Assignment: The answer must match the listing exactly, with every line written out again.
── Available data
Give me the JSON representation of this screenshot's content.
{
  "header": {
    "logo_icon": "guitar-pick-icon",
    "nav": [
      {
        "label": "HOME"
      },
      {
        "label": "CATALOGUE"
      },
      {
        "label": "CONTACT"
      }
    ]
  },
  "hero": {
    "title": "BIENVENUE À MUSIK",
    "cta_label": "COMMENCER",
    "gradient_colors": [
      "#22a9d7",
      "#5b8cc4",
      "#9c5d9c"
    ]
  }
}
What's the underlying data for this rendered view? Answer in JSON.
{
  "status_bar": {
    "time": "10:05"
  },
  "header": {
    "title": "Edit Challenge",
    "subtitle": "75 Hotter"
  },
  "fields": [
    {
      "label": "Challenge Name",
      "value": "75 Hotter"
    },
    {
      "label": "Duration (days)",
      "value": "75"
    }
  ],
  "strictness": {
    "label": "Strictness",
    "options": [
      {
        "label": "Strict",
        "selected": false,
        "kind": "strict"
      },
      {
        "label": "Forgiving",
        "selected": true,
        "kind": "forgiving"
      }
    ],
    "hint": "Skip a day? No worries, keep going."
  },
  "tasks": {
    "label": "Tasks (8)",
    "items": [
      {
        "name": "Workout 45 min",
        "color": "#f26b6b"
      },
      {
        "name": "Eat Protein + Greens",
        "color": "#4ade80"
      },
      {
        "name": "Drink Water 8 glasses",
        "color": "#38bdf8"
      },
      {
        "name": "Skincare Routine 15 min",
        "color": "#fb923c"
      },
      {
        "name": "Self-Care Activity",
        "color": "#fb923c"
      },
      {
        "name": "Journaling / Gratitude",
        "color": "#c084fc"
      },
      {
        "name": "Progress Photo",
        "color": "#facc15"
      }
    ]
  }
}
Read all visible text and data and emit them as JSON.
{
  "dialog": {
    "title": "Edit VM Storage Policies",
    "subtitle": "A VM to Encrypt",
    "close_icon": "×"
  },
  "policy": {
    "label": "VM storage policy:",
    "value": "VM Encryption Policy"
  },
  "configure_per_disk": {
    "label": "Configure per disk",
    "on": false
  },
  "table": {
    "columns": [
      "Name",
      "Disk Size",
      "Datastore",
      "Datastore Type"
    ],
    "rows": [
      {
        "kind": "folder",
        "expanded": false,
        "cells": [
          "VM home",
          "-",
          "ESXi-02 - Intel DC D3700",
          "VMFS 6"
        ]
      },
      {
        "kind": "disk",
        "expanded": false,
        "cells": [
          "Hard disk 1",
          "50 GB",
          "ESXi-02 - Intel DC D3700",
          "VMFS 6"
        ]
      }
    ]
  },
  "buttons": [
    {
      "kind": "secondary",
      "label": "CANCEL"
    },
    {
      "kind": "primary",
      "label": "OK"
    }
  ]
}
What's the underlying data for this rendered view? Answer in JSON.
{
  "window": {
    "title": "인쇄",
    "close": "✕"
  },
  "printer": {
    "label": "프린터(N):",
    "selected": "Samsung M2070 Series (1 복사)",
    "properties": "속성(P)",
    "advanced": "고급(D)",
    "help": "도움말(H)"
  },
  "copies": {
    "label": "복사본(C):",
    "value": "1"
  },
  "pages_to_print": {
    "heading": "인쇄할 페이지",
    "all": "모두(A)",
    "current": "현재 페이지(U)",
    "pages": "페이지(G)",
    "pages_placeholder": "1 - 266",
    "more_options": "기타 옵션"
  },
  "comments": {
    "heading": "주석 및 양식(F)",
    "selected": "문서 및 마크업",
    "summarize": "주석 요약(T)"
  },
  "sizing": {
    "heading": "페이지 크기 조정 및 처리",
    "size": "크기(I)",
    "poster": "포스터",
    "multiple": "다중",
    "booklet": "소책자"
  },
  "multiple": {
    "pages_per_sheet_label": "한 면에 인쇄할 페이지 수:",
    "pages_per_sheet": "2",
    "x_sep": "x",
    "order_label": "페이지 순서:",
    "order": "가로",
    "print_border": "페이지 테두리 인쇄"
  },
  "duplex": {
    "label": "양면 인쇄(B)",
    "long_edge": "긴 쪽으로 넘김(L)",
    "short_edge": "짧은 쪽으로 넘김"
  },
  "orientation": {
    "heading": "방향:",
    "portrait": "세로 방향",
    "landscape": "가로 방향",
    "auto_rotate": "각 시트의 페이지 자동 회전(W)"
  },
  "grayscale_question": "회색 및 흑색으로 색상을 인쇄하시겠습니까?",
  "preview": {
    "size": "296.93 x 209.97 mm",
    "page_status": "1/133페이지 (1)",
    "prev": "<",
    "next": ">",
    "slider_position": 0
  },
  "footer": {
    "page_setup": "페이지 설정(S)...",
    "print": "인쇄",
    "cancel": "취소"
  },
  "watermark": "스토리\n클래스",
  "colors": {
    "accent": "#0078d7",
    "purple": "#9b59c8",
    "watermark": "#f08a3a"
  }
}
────
Response for this exercise:
Give me the JSON representation of this screenshot's content.
{
  "header": {
    "logo_icon": "guitar-pick-icon",
    "nav": [
      {
        "label": "HOME"
      },
      {
        "label": "CATALOGUE"
      },
      {
        "label": "CONTACT"
      }
    ]
  },
  "hero": {
    "title": "BIENVENUE À MUSIK",
    "cta_label": "COMMENCER",
    "gradient_colors": [
      "#22a9d7",
      "#5b8cc4",
      "#9c5d9c"
    ]
  }
}
What's the underlying data for this rendered view? Answer in JSON.
{
  "status_bar": {
    "time": "10:05"
  },
  "header": {
    "title": "Edit Challenge",
    "subtitle": "75 Hotter"
  },
  "fields": [
    {
      "label": "Challenge Name",
      "value": "75 Hotter"
    },
    {
      "label": "Duration (days)",
      "value": "75"
    }
  ],
  "strictness": {
    "label": "Strictness",
    "options": [
      {
        "label": "Strict",
        "selected": false,
        "kind": "strict"
      },
      {
        "label": "Forgiving",
        "selected": true,
        "kind": "forgiving"
      }
    ],
    "hint": "Skip a day? No worries, keep going."
  },
  "tasks": {
    "label": "Tasks (8)",
    "items": [
      {
        "name": "Workout 45 min",
        "color": "#f26b6b"
      },
      {
        "name": "Eat Protein + Greens",
        "color": "#4ade80"
      },
      {
        "name": "Drink Water 8 glasses",
        "color": "#38bdf8"
      },
      {
        "name": "Skincare Routine 15 min",
        "color": "#fb923c"
      },
      {
        "name": "Self-Care Activity",
        "color": "#fb923c"
      },
      {
        "name": "Journaling / Gratitude",
        "color": "#c084fc"
      },
      {
        "name": "Progress Photo",
        "color": "#facc15"
      }
    ]
  }
}
Read all visible text and data and emit them as JSON.
{
  "dialog": {
    "title": "Edit VM Storage Policies",
    "subtitle": "A VM to Encrypt",
    "close_icon": "×"
  },
  "policy": {
    "label": "VM storage policy:",
    "value": "VM Encryption Policy"
  },
  "configure_per_disk": {
    "label": "Configure per disk",
    "on": false
  },
  "table": {
    "columns": [
      "Name",
      "Disk Size",
      "Datastore",
      "Datastore Type"
    ],
    "rows": [
      {
        "kind": "folder",
        "expanded": false,
        "cells": [
          "VM home",
          "-",
          "ESXi-02 - Intel DC D3700",
          "VMFS 6"
        ]
      },
      {
        "kind": "disk",
        "expanded": false,
        "cells": [
          "Hard disk 1",
          "50 GB",
          "ESXi-02 - Intel DC D3700",
          "VMFS 6"
        ]
      }
    ]
  },
  "buttons": [
    {
      "kind": "secondary",
      "label": "CANCEL"
    },
    {
      "kind": "primary",
      "label": "OK"
    }
  ]
}
What's the underlying data for this rendered view? Answer in JSON.
{
  "window": {
    "title": "인쇄",
    "close": "✕"
  },
  "printer": {
    "label": "프린터(N):",
    "selected": "Samsung M2070 Series (1 복사)",
    "properties": "속성(P)",
    "advanced": "고급(D)",
    "help": "도움말(H)"
  },
  "copies": {
    "label": "복사본(C):",
    "value": "1"
  },
  "pages_to_print": {
    "heading": "인쇄할 페이지",
    "all": "모두(A)",
    "current": "현재 페이지(U)",
    "pages": "페이지(G)",
    "pages_placeholder": "1 - 266",
    "more_options": "기타 옵션"
  },
  "comments": {
    "heading": "주석 및 양식(F)",
    "selected": "문서 및 마크업",
    "summarize": "주석 요약(T)"
  },
  "sizing": {
    "heading": "페이지 크기 조정 및 처리",
    "size": "크기(I)",
    "poster": "포스터",
    "multiple": "다중",
    "booklet": "소책자"
  },
  "multiple": {
    "pages_per_sheet_label": "한 면에 인쇄할 페이지 수:",
    "pages_per_sheet": "2",
    "x_sep": "x",
    "order_label": "페이지 순서:",
    "order": "가로",
    "print_border": "페이지 테두리 인쇄"
  },
  "duplex": {
    "label": "양면 인쇄(B)",
    "long_edge": "긴 쪽으로 넘김(L)",
    "short_edge": "짧은 쪽으로 넘김"
  },
  "orientation": {
    "heading": "방향:",
    "portrait": "세로 방향",
    "landscape": "가로 방향",
    "auto_rotate": "각 시트의 페이지 자동 회전(W)"
  },
  "grayscale_question": "회색 및 흑색으로 색상을 인쇄하시겠습니까?",
  "preview": {
    "size": "296.93 x 209.97 mm",
    "page_status": "1/133페이지 (1)",
    "prev": "<",
    "next": ">",
    "slider_position": 0
  },
  "footer": {
    "page_setup": "페이지 설정(S)...",
    "print": "인쇄",
    "cancel": "취소"
  },
  "watermark": "스토리\n클래스",
  "colors": {
    "accent": "#0078d7",
    "purple": "#9b59c8",
    "watermark": "#f08a3a"
  }
}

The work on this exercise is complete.